In certain circumstances cases referred direct to the Adjudication Panel by the Ombudsman, the person who is the subject of the complaint may seek the permission of the High Court to appeal against a decision.
There is no right of appeal against the decision of a tribunal formed to consider an appeal against the decision of a standards committee, but as a public body, the Adjudication Panel and its tribunals may be subject to judicial review where appropriate.
Sending and receiving secure emails using Egress Switch
The tribunal has introduced new software called Egress Switch, which helps us securely send emails and documents to non-secure email addresses. This is beneficial when emailing applicants, service users, solicitors firms and other agencies that are not on a secure network, ensuring the tribunal meets security and data protection requirements.
Why is the tribunal using Egress Switch?
Egress Switch allows tribunal staff to securely send confidential information to external email accounts (including Hotmail, Yahoo and Gmail). The nature of the work the tribunal carries out means that we often deal with information that is sensitive, which we wouldn’t want to fall into the wrong hands. Measures such as secure postal services have been in place for some time now. However we are increasingly sending information by email, as this is quicker and more convenient for the people we work with. We’ve therefore introduced an easy to use piece of software that will help ensure that any information sent by email is secure.
Is Egress Switch free to use?
Yes. All recipients can view and securely reply to emails sent via Egress Switch from the tribunal for free.
How do recipients view Egress encrypted emails?
On their first use only, recipients will need to create an Egress account before they can sign in to view the email they’ve received. This is a short and simple process that involves inputting an email address and creating a password. . Once this is done, an activation code will be sent to that email address and recipients will then be able to sign in and read their email. A step-by-step guide for this process is available on the Egress Switch website.
Can multiple people view the email once it is decrypted?
In general, emails can only be viewed by the original recipient. However, ‘access settings’ can be amended to allow others read access. This is useful in the case of group mailboxes, or where a solicitor needs to grant read access to colleagues or assistants. Find out how to make these changes.
Can Criminal Justice Secure eMail (CJSM) accounts still be used?
Yes. It isn’t mandatory to use Egress Switch. However we would encourage you to reply via Egress because of the various issues experienced with the CJSM accounts (e.g. small mailbox sizes, licensing costs).
Can Egress Switch be used on a mobile phone or tablet?

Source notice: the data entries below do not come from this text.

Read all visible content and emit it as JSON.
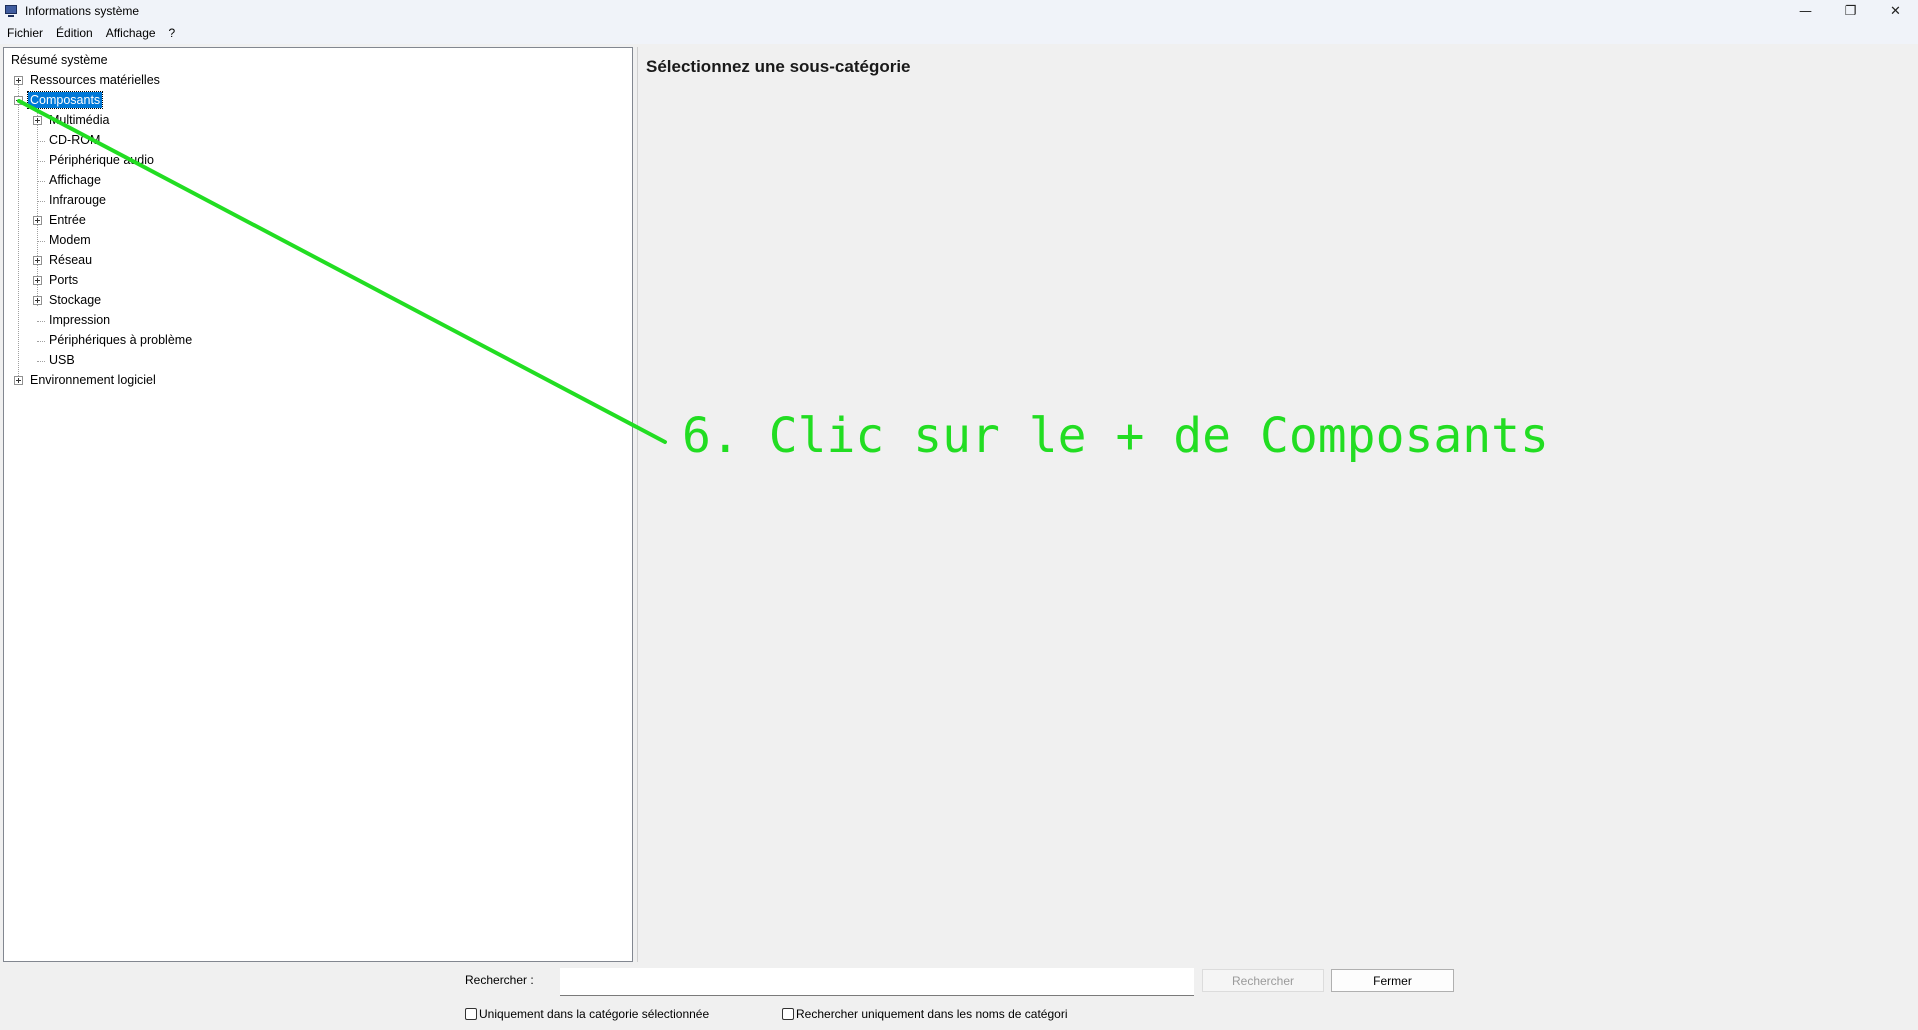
{
  "window": {
    "title": "Informations système",
    "controls": {
      "minimize": "—",
      "maximize": "❐",
      "close": "✕"
    }
  },
  "menu": [
    "Fichier",
    "Édition",
    "Affichage",
    "?"
  ],
  "tree": [
    {
      "label": "Résumé système",
      "level": 0,
      "expander": "none"
    },
    {
      "label": "Ressources matérielles",
      "level": 0,
      "expander": "plus"
    },
    {
      "label": "Composants",
      "level": 0,
      "expander": "minus",
      "selected": true
    },
    {
      "label": "Multimédia",
      "level": 1,
      "expander": "plus"
    },
    {
      "label": "CD-ROM",
      "level": 1,
      "expander": "none"
    },
    {
      "label": "Périphérique audio",
      "level": 1,
      "expander": "none"
    },
    {
      "label": "Affichage",
      "level": 1,
      "expander": "none"
    },
    {
      "label": "Infrarouge",
      "level": 1,
      "expander": "none"
    },
    {
      "label": "Entrée",
      "level": 1,
      "expander": "plus"
    },
    {
      "label": "Modem",
      "level": 1,
      "expander": "none"
    },
    {
      "label": "Réseau",
      "level": 1,
      "expander": "plus"
    },
    {
      "label": "Ports",
      "level": 1,
      "expander": "plus"
    },
    {
      "label": "Stockage",
      "level": 1,
      "expander": "plus"
    },
    {
      "label": "Impression",
      "level": 1,
      "expander": "none"
    },
    {
      "label": "Périphériques à problème",
      "level": 1,
      "expander": "none"
    },
    {
      "label": "USB",
      "level": 1,
      "expander": "none"
    },
    {
      "label": "Environnement logiciel",
      "level": 0,
      "expander": "plus"
    }
  ],
  "content": {
    "heading": "Sélectionnez une sous-catégorie"
  },
  "search": {
    "label": "Rechercher :",
    "value": "",
    "search_button": "Rechercher",
    "close_button": "Fermer",
    "checkbox_category": "Uniquement dans la catégorie sélectionnée",
    "checkbox_names": "Rechercher uniquement dans les noms de catégori"
  },
  "annotation": {
    "text": "6. Clic sur le + de Composants",
    "color": "#22dd22"
  }
}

Yes. Egress Switch has a mobile website to enable easy use on a mobile device. There is also an Egress Switch ‘app’ available for BlackBerry devices and iPhones/iPads, and will be available soon for Android devices.

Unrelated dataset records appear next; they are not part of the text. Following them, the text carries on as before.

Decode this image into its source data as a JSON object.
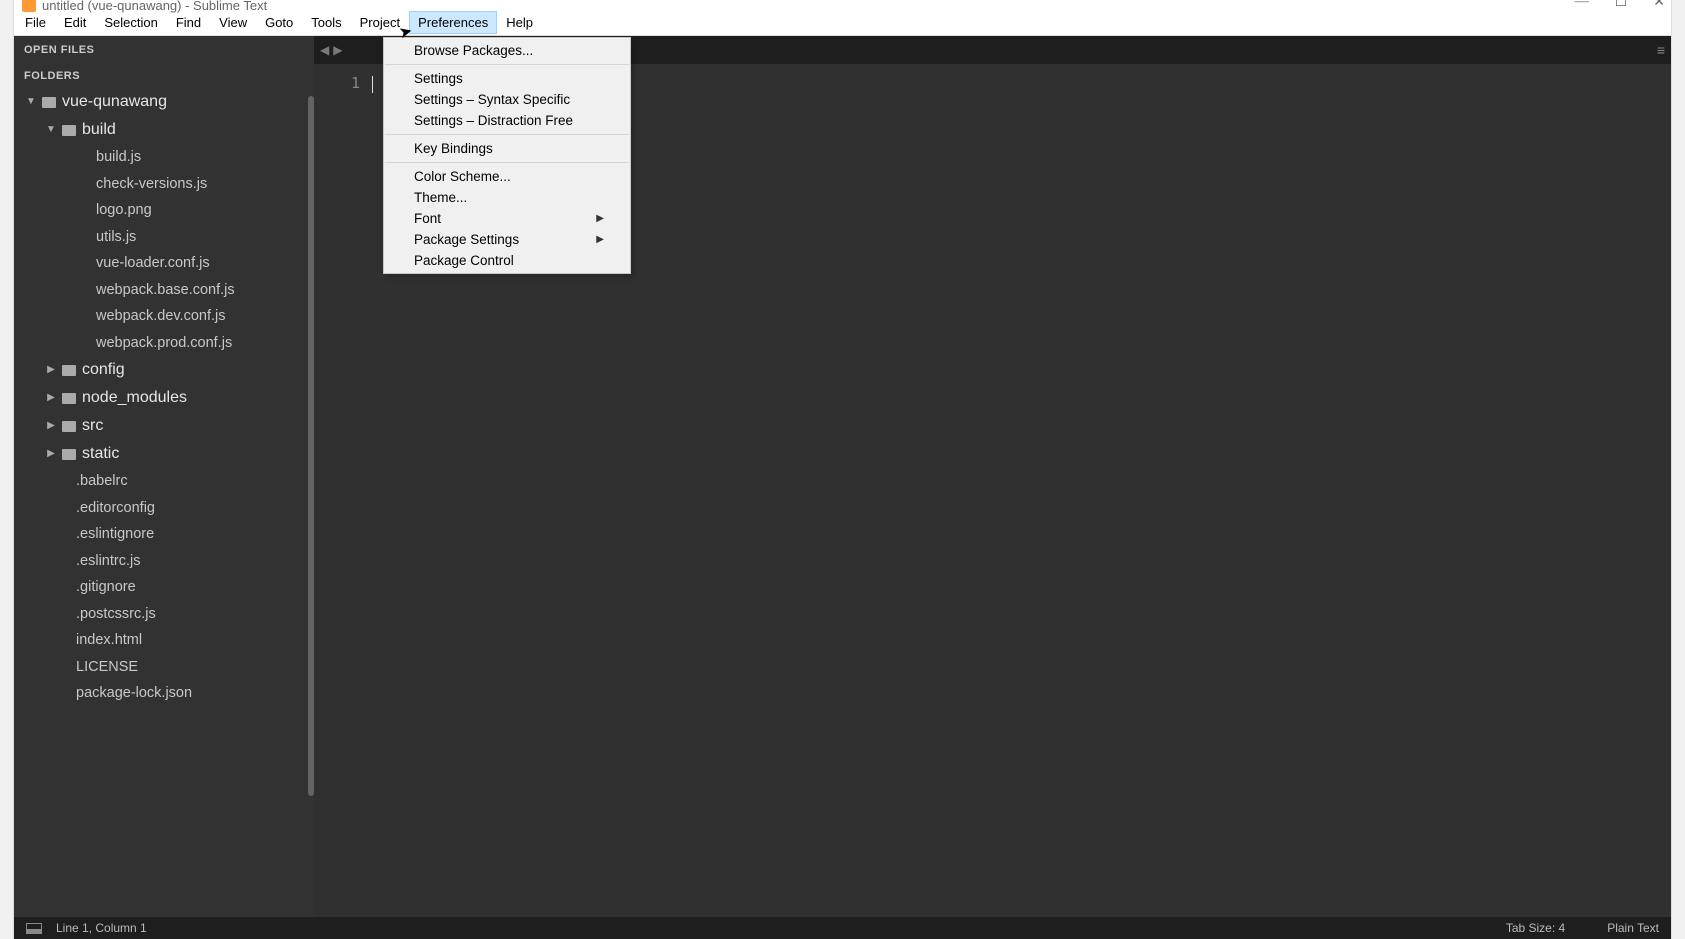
{
  "window": {
    "title": "untitled (vue-qunawang) - Sublime Text"
  },
  "menubar": [
    "File",
    "Edit",
    "Selection",
    "Find",
    "View",
    "Goto",
    "Tools",
    "Project",
    "Preferences",
    "Help"
  ],
  "active_menu": "Preferences",
  "dropdown": {
    "groups": [
      [
        "Browse Packages..."
      ],
      [
        "Settings",
        "Settings – Syntax Specific",
        "Settings – Distraction Free"
      ],
      [
        "Key Bindings"
      ],
      [
        "Color Scheme...",
        "Theme...",
        "Font",
        "Package Settings",
        "Package Control"
      ]
    ],
    "has_submenu": [
      "Font",
      "Package Settings"
    ]
  },
  "sidebar": {
    "open_files_label": "OPEN FILES",
    "folders_label": "FOLDERS",
    "tree": [
      {
        "depth": 0,
        "type": "folder",
        "name": "vue-qunawang",
        "open": true
      },
      {
        "depth": 1,
        "type": "folder",
        "name": "build",
        "open": true
      },
      {
        "depth": 2,
        "type": "file",
        "name": "build.js"
      },
      {
        "depth": 2,
        "type": "file",
        "name": "check-versions.js"
      },
      {
        "depth": 2,
        "type": "file",
        "name": "logo.png"
      },
      {
        "depth": 2,
        "type": "file",
        "name": "utils.js"
      },
      {
        "depth": 2,
        "type": "file",
        "name": "vue-loader.conf.js"
      },
      {
        "depth": 2,
        "type": "file",
        "name": "webpack.base.conf.js"
      },
      {
        "depth": 2,
        "type": "file",
        "name": "webpack.dev.conf.js"
      },
      {
        "depth": 2,
        "type": "file",
        "name": "webpack.prod.conf.js"
      },
      {
        "depth": 1,
        "type": "folder",
        "name": "config",
        "open": false
      },
      {
        "depth": 1,
        "type": "folder",
        "name": "node_modules",
        "open": false
      },
      {
        "depth": 1,
        "type": "folder",
        "name": "src",
        "open": false
      },
      {
        "depth": 1,
        "type": "folder",
        "name": "static",
        "open": false
      },
      {
        "depth": 1,
        "type": "file",
        "name": ".babelrc"
      },
      {
        "depth": 1,
        "type": "file",
        "name": ".editorconfig"
      },
      {
        "depth": 1,
        "type": "file",
        "name": ".eslintignore"
      },
      {
        "depth": 1,
        "type": "file",
        "name": ".eslintrc.js"
      },
      {
        "depth": 1,
        "type": "file",
        "name": ".gitignore"
      },
      {
        "depth": 1,
        "type": "file",
        "name": ".postcssrc.js"
      },
      {
        "depth": 1,
        "type": "file",
        "name": "index.html"
      },
      {
        "depth": 1,
        "type": "file",
        "name": "LICENSE"
      },
      {
        "depth": 1,
        "type": "file",
        "name": "package-lock.json"
      }
    ]
  },
  "editor": {
    "gutter_line": "1"
  },
  "status": {
    "position": "Line 1, Column 1",
    "tabsize": "Tab Size: 4",
    "syntax": "Plain Text"
  }
}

Can Egress Switch be used on Apple Macs?
Yes. The Egress Switch client can be installed on Mac OSX 10.6 and above.
Does Egress store any of my data?
Egress does not handle or store any information that users share. The information is encrypted using AES 256-bit encryption and written to a secure package which can be transferred to the recipient using CD/DVD, USB stick, local file, FTP, HTTP, or an attachment to email. The only information Egress keeps relates to user management, package management and audit. Egress considers this information to be sensitive too, so they have designed their policy engine to use secure transactions, strong authentication, and a secure encrypted server database.
Can Egress see my information?
Egress cannot see your information. The Egress Client software encrypts and decrypts your information on your local machine; therefore Egress does not have access to it.
Who can external recipients contact if they are having technical issues with Egress Switch?
They should contact the Egress support team directly using the following methods:
Telephone 0871 376 0014
Further advice and guidance on using Egress Switch can be found on the Egress website.
For further enquiries about Egress Switch and its use in the tribunal, please email our tribunal mailbox.